It’s more fun when you mix up the rotation. If you have the watts, jump out of rotation and take the lead. Keep it honest. If you have some juice, showboat a little. Contrary to what Lazy Larry thinks, the other guys will like a little excitement. Attack the pace here and there, show everyone who’s in charge, they might follow your lead and turn it into a real barn burner. Go fast, get faster, be faster. If you’re strong and fast, show ’em.

Number Nine… Choose your Destiny

A paceline is a mix of people. Some suck at cycling, others are rock solid. Depending on your own place in the food chain, choose wisely your position in the line. If you’re the local stud, don’t follow the new guy in the sleeveless jersey and clip on bars. If you’re weak, having a bad day or simply new, don’t follow the guy with the gigantic quads. Find a wheel to follow that you trust, could learn to trust or looks like a decent rider. Some days you’ll find yourself following an absolute monster and get shelled in the first 2 miles. Your fault!!

Pay attention to the others’ form and decision making.

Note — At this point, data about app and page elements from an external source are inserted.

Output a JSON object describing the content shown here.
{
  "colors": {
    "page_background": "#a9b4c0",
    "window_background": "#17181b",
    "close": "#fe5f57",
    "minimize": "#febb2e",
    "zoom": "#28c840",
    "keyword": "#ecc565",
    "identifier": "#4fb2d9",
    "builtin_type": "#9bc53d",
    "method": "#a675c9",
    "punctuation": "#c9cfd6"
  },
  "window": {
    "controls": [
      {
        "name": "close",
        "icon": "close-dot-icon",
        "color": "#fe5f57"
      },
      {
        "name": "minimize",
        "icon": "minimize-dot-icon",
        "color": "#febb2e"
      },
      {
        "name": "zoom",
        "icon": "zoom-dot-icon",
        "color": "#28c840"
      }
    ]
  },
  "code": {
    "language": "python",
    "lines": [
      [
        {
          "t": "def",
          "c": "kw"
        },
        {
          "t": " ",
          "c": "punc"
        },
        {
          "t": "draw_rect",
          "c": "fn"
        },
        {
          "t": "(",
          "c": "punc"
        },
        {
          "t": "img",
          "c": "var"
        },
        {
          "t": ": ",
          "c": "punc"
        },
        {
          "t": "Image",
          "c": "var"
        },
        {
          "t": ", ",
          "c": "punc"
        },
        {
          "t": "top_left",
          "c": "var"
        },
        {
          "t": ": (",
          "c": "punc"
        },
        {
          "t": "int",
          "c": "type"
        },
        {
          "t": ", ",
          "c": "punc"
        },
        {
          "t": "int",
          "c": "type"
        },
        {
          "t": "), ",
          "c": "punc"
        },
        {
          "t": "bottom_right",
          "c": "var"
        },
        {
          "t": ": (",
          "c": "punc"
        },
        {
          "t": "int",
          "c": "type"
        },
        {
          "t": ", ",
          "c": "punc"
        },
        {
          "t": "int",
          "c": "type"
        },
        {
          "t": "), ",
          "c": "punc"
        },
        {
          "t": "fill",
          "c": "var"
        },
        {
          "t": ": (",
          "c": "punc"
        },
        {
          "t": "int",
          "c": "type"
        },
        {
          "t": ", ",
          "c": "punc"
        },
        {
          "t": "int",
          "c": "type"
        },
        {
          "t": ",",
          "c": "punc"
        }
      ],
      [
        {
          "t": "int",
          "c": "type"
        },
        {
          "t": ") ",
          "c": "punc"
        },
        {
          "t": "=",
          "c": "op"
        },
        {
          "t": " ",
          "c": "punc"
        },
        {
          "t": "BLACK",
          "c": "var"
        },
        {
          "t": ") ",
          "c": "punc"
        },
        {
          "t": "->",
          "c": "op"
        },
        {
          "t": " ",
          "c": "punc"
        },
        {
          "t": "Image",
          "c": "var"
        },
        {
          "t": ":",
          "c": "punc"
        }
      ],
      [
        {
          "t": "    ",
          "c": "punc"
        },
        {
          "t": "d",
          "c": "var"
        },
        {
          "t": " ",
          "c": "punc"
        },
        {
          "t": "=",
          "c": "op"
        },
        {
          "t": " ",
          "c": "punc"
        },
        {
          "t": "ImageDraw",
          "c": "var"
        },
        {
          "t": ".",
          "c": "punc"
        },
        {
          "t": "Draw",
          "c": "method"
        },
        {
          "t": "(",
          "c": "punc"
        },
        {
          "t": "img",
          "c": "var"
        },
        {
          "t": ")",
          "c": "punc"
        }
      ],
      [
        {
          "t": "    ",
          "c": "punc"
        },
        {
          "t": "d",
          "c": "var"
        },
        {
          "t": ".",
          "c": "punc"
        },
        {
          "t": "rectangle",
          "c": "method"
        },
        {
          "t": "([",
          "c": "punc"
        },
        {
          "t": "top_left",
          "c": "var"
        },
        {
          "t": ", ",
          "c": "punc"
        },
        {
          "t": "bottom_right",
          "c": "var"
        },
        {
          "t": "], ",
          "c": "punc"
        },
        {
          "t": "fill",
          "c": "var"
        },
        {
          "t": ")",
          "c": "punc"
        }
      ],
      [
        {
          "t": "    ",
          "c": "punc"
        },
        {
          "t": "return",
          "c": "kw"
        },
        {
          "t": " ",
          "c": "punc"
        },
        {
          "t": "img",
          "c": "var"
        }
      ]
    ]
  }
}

Follow guys who ride with a brain. Learn good habits, recognize the local goof balls and avoid. This is self preservation at work.

When in doubt, jump out.

Number 10… Relax. Relax your shoulders, your facial muscles. Concentrate on form and cadence, holding a straight line. Keep your head clear. Find a flow. Let the Zen take over. Trust the guy in front of you. Follow his wheel. Pay attention to speed. Pay attention to cars. Stay in your limits, keep your ego in check. Have fun. Put in work. Survive, do well and get experienced.




Leave a Reply

Fill in your details below or click an icon to log in:

WordPress.com Logo

You are commenting using your WordPress.com account. Log Out /  Change )

Google+ photo

You are commenting using your Google+ account. Log Out /  Change )

Twitter picture

You are commenting using your Twitter account. Log Out /  Change )

Facebook photo

You are commenting using your Facebook account. Log Out /  Change )

Connecting to %s